INPUT DATA:

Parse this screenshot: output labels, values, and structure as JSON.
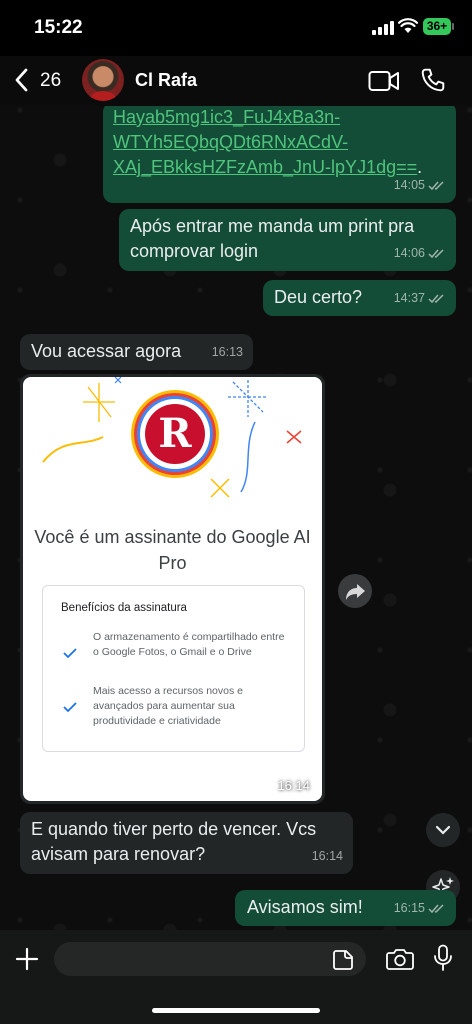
{
  "status_bar": {
    "time": "15:22",
    "battery": "36+"
  },
  "header": {
    "back_count": "26",
    "contact_name": "Cl Rafa"
  },
  "messages": [
    {
      "type": "out",
      "link_lines": [
        "Hayab5mg1ic3_FuJ4xBa3n-",
        "WTYh5EQbqQDt6RNxACdV-",
        "XAj_EBkksHZFzAmb_JnU-lpYJ1dg=="
      ],
      "trail": ".",
      "time": "14:05"
    },
    {
      "type": "out",
      "text": "Após entrar me manda um print pra comprovar login",
      "time": "14:06"
    },
    {
      "type": "out",
      "text": "Deu certo?",
      "time": "14:37"
    },
    {
      "type": "in",
      "text": "Vou acessar agora",
      "time": "16:13"
    },
    {
      "type": "in-image",
      "time": "16:14",
      "image": {
        "subscriber_text": "Você é um assinante do Google AI Pro",
        "benefits_title": "Benefícios da assinatura",
        "benefits": [
          "O armazenamento é compartilhado entre o Google Fotos, o Gmail e o Drive",
          "Mais acesso a recursos novos e avançados para aumentar sua produtividade e criatividade"
        ],
        "logo_letter": "R"
      }
    },
    {
      "type": "in",
      "text": "E quando tiver perto de vencer. Vcs avisam para renovar?",
      "time": "16:14"
    },
    {
      "type": "out",
      "text": "Avisamos sim!",
      "time": "16:15"
    }
  ],
  "composer": {
    "placeholder": ""
  },
  "colors": {
    "outgoing": "#144d37",
    "incoming": "#232626",
    "link": "#4fc47c",
    "check": "#1a73e8"
  }
}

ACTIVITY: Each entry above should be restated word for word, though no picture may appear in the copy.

RESULT OF THE EXERCISE:
Parse this screenshot: output labels, values, and structure as JSON.
{
  "status_bar": {
    "time": "15:22",
    "battery": "36+"
  },
  "header": {
    "back_count": "26",
    "contact_name": "Cl Rafa"
  },
  "messages": [
    {
      "type": "out",
      "link_lines": [
        "Hayab5mg1ic3_FuJ4xBa3n-",
        "WTYh5EQbqQDt6RNxACdV-",
        "XAj_EBkksHZFzAmb_JnU-lpYJ1dg=="
      ],
      "trail": ".",
      "time": "14:05"
    },
    {
      "type": "out",
      "text": "Após entrar me manda um print pra comprovar login",
      "time": "14:06"
    },
    {
      "type": "out",
      "text": "Deu certo?",
      "time": "14:37"
    },
    {
      "type": "in",
      "text": "Vou acessar agora",
      "time": "16:13"
    },
    {
      "type": "in-image",
      "time": "16:14",
      "image": {
        "subscriber_text": "Você é um assinante do Google AI Pro",
        "benefits_title": "Benefícios da assinatura",
        "benefits": [
          "O armazenamento é compartilhado entre o Google Fotos, o Gmail e o Drive",
          "Mais acesso a recursos novos e avançados para aumentar sua produtividade e criatividade"
        ],
        "logo_letter": "R"
      }
    },
    {
      "type": "in",
      "text": "E quando tiver perto de vencer. Vcs avisam para renovar?",
      "time": "16:14"
    },
    {
      "type": "out",
      "text": "Avisamos sim!",
      "time": "16:15"
    }
  ],
  "composer": {
    "placeholder": ""
  },
  "colors": {
    "outgoing": "#144d37",
    "incoming": "#232626",
    "link": "#4fc47c",
    "check": "#1a73e8"
  }
}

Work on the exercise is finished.